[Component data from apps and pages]
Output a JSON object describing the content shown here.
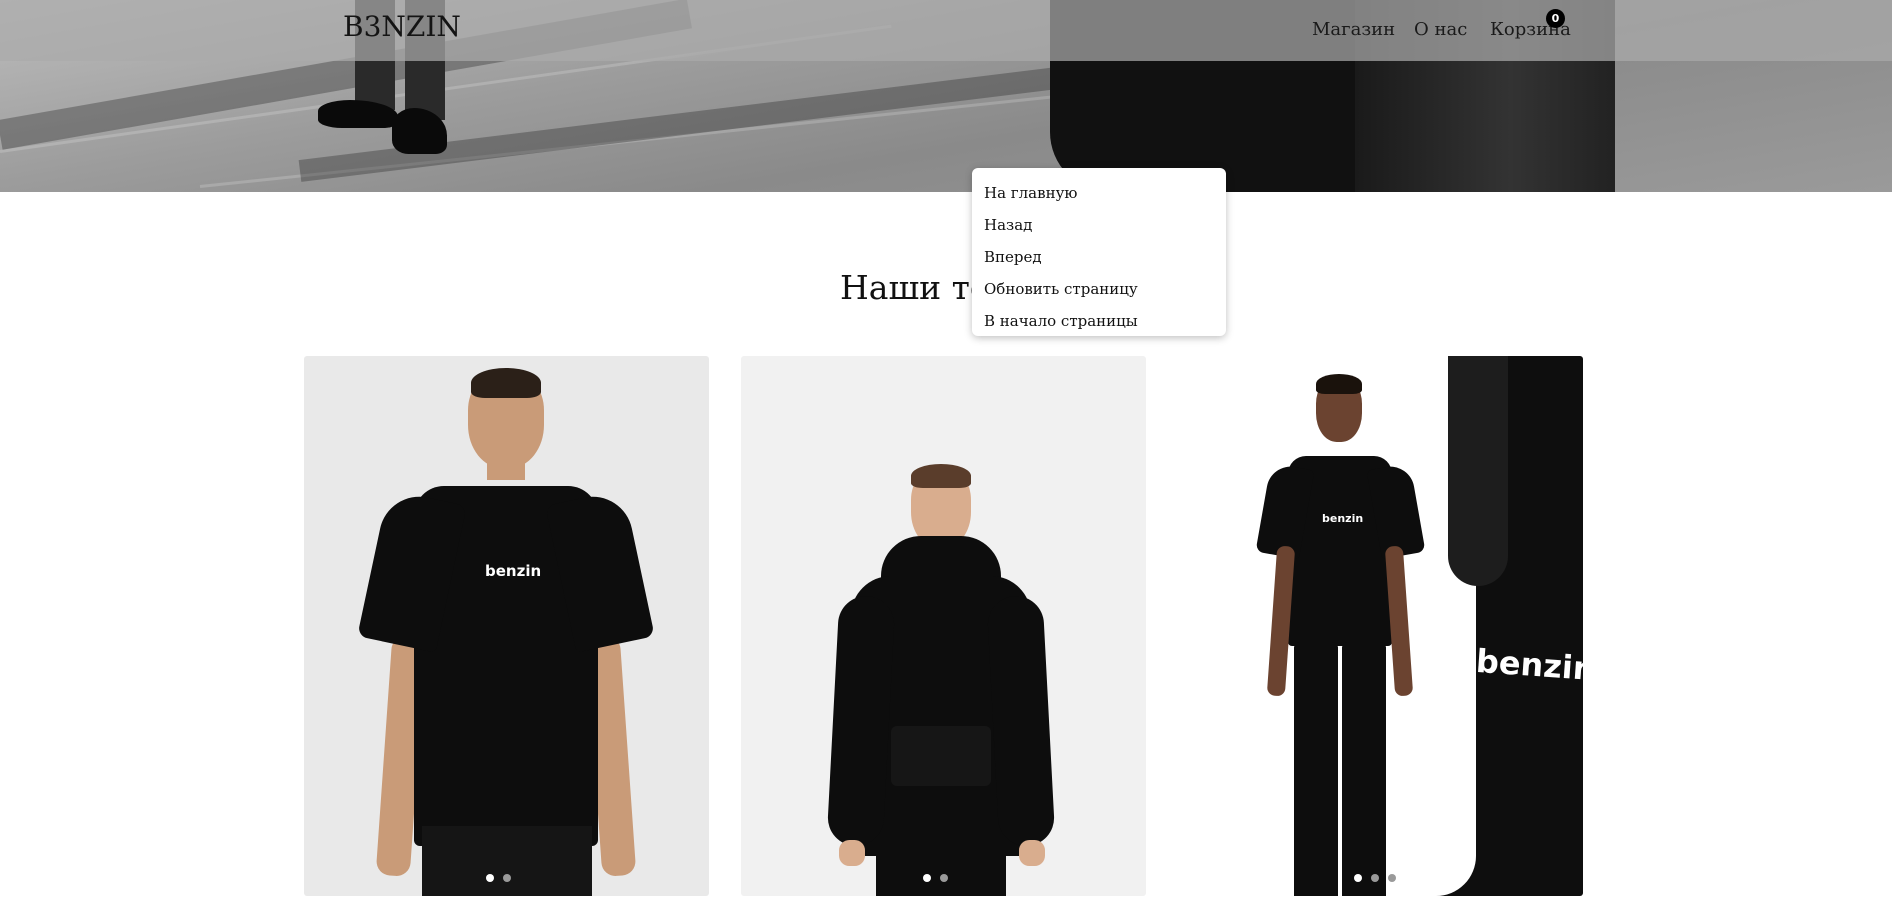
{
  "header": {
    "logo": "B3NZIN",
    "nav": {
      "shop": "Магазин",
      "about": "О нас",
      "cart": "Корзина"
    },
    "cart_count": "0"
  },
  "section": {
    "title": "Наши то"
  },
  "context_menu": {
    "items": [
      "На главную",
      "Назад",
      "Вперед",
      "Обновить страницу",
      "В начало страницы"
    ]
  },
  "products": [
    {
      "print": "benzin",
      "image": "black-tshirt-model",
      "slides": 2,
      "active_slide": 1
    },
    {
      "print": "",
      "image": "black-hoodie-model",
      "slides": 2,
      "active_slide": 1
    },
    {
      "print": "benzin",
      "image": "black-tshirt-and-pants-model",
      "slides": 3,
      "active_slide": 1
    }
  ],
  "colors": {
    "header_bg": "#aaaaaa",
    "badge": "#000000",
    "accent": "#111111"
  }
}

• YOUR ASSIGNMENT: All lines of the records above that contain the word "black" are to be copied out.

• WRITTEN SOLUTION:
      "image": "black-tshirt-model",
      "image": "black-hoodie-model",
      "image": "black-tshirt-and-pants-model",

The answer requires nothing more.